## DATA
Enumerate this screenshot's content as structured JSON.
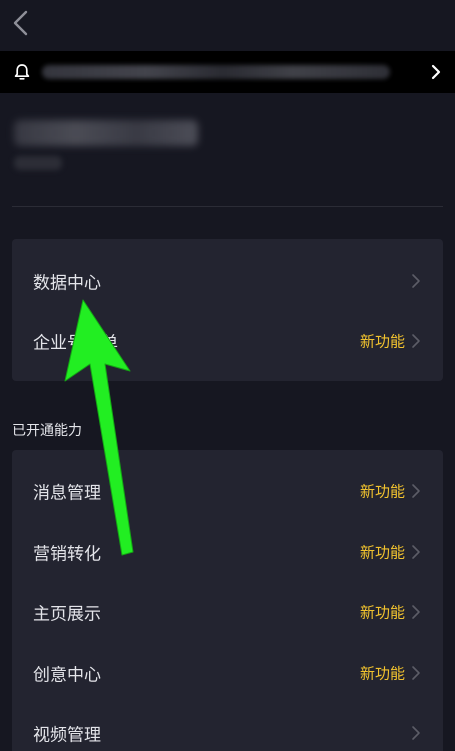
{
  "nav": {
    "back_icon": "chevron-left-icon"
  },
  "notice": {
    "bell_icon": "bell-icon",
    "chevron_icon": "chevron-right-icon"
  },
  "menu_top": [
    {
      "label": "数据中心",
      "badge": ""
    },
    {
      "label": "企业号菜单",
      "badge": "新功能"
    }
  ],
  "section": {
    "title": "已开通能力"
  },
  "menu_enabled": [
    {
      "label": "消息管理",
      "badge": "新功能"
    },
    {
      "label": "营销转化",
      "badge": "新功能"
    },
    {
      "label": "主页展示",
      "badge": "新功能"
    },
    {
      "label": "创意中心",
      "badge": "新功能"
    },
    {
      "label": "视频管理",
      "badge": ""
    }
  ],
  "colors": {
    "background": "#161721",
    "card": "#232430",
    "text": "#e4e5ea",
    "badge": "#f2c32e",
    "annotation_arrow": "#22ee22"
  }
}
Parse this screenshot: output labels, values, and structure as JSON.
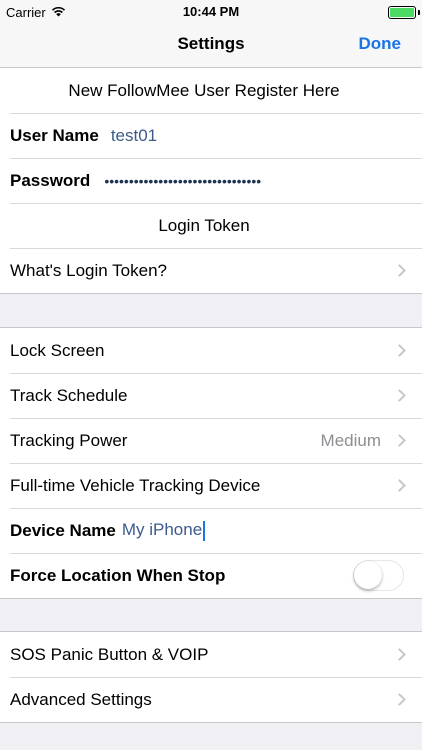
{
  "status_bar": {
    "carrier": "Carrier",
    "time": "10:44 PM",
    "battery_level": 1.0,
    "battery_color": "#4cd964"
  },
  "nav": {
    "title": "Settings",
    "done_label": "Done"
  },
  "account": {
    "register_link": "New FollowMee User Register Here",
    "username_label": "User Name",
    "username_value": "test01",
    "password_label": "Password",
    "password_value": "••••••••••••••••••••••••••••••••",
    "login_token_label": "Login Token",
    "whats_token_label": "What's Login Token?"
  },
  "tracking": {
    "lock_screen": "Lock Screen",
    "track_schedule": "Track Schedule",
    "tracking_power_label": "Tracking Power",
    "tracking_power_value": "Medium",
    "fulltime_device": "Full-time Vehicle Tracking Device",
    "device_name_label": "Device Name",
    "device_name_value": "My iPhone",
    "force_location_label": "Force Location When Stop",
    "force_location_on": false
  },
  "extra": {
    "sos": "SOS Panic Button & VOIP",
    "advanced": "Advanced Settings"
  },
  "colors": {
    "accent": "#1a73e8",
    "input_text": "#3d5a8a",
    "detail_text": "#8e8e93",
    "background": "#efeff4"
  }
}
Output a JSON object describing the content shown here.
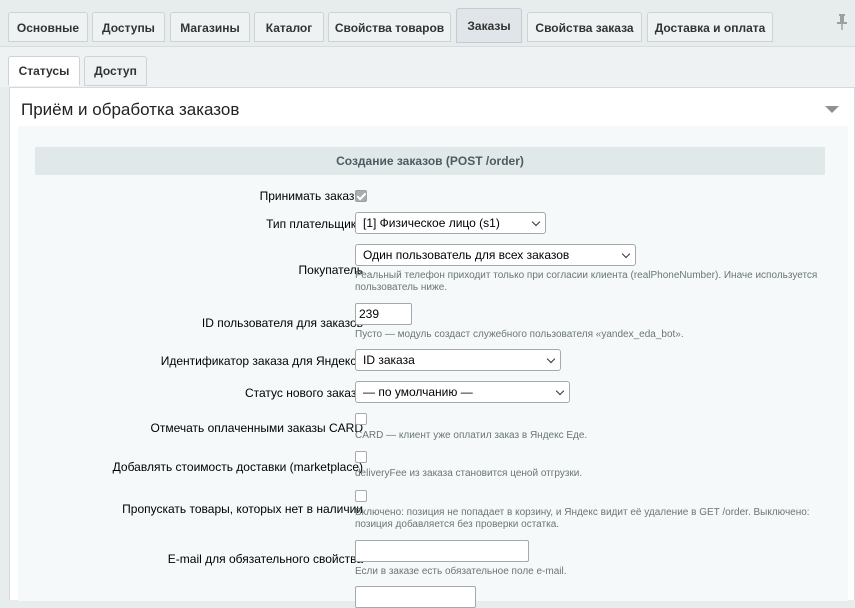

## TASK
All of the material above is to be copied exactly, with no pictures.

## SOLUTION FOR THIS EXERCISE
Enumerate this screenshot's content as structured JSON.
{
  "nav": {
    "back_icon": "chevron-left-icon"
  },
  "notice": {
    "bell_icon": "bell-icon",
    "chevron_icon": "chevron-right-icon"
  },
  "menu_top": [
    {
      "label": "数据中心",
      "badge": ""
    },
    {
      "label": "企业号菜单",
      "badge": "新功能"
    }
  ],
  "section": {
    "title": "已开通能力"
  },
  "menu_enabled": [
    {
      "label": "消息管理",
      "badge": "新功能"
    },
    {
      "label": "营销转化",
      "badge": "新功能"
    },
    {
      "label": "主页展示",
      "badge": "新功能"
    },
    {
      "label": "创意中心",
      "badge": "新功能"
    },
    {
      "label": "视频管理",
      "badge": ""
    }
  ],
  "colors": {
    "background": "#161721",
    "card": "#232430",
    "text": "#e4e5ea",
    "badge": "#f2c32e",
    "annotation_arrow": "#22ee22"
  }
}
Parse this screenshot: output labels, values, and structure as JSON.
{
  "status_bar": {
    "carrier": "Carrier",
    "time": "10:44 PM",
    "battery_level": 1.0,
    "battery_color": "#4cd964"
  },
  "nav": {
    "title": "Settings",
    "done_label": "Done"
  },
  "account": {
    "register_link": "New FollowMee User Register Here",
    "username_label": "User Name",
    "username_value": "test01",
    "password_label": "Password",
    "password_value": "••••••••••••••••••••••••••••••••",
    "login_token_label": "Login Token",
    "whats_token_label": "What's Login Token?"
  },
  "tracking": {
    "lock_screen": "Lock Screen",
    "track_schedule": "Track Schedule",
    "tracking_power_label": "Tracking Power",
    "tracking_power_value": "Medium",
    "fulltime_device": "Full-time Vehicle Tracking Device",
    "device_name_label": "Device Name",
    "device_name_value": "My iPhone",
    "force_location_label": "Force Location When Stop",
    "force_location_on": false
  },
  "extra": {
    "sos": "SOS Panic Button & VOIP",
    "advanced": "Advanced Settings"
  },
  "colors": {
    "accent": "#1a73e8",
    "input_text": "#3d5a8a",
    "detail_text": "#8e8e93",
    "background": "#efeff4"
  }
}
Output a JSON object describing the content shown here.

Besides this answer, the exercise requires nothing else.